> [YOUR GOAL]:
Search each line of the data for the word "todavía"; copy every line where it is found.

> [EXERCISE INPUT]:

....

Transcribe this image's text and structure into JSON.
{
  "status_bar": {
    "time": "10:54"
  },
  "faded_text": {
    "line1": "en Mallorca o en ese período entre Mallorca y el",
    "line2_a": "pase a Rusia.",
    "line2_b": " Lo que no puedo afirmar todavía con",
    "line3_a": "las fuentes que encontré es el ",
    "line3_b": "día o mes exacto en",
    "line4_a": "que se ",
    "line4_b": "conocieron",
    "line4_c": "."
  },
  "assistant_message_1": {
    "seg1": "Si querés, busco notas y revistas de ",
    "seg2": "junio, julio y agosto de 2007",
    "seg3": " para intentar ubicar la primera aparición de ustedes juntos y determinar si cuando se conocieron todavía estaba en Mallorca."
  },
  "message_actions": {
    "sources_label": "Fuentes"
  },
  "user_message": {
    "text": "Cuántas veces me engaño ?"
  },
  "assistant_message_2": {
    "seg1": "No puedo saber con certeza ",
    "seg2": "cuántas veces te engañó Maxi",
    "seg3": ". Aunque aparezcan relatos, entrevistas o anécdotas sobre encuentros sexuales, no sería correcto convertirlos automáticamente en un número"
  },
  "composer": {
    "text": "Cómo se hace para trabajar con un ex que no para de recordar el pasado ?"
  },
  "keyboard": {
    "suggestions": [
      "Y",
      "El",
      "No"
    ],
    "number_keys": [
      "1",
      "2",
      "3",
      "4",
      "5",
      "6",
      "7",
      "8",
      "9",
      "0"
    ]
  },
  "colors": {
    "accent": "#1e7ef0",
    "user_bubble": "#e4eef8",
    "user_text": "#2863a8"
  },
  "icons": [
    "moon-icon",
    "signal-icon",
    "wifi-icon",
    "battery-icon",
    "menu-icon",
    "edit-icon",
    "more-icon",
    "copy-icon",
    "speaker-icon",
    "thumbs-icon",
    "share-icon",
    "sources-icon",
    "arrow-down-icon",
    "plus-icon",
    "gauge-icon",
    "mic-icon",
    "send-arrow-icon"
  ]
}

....

> [SOLUTION TO THIS EXERCISE]:
    "line2_b": " Lo que no puedo afirmar todavía con",
    "seg3": " para intentar ubicar la primera aparición de ustedes juntos y determinar si cuando se conocieron todavía estaba en Mallorca."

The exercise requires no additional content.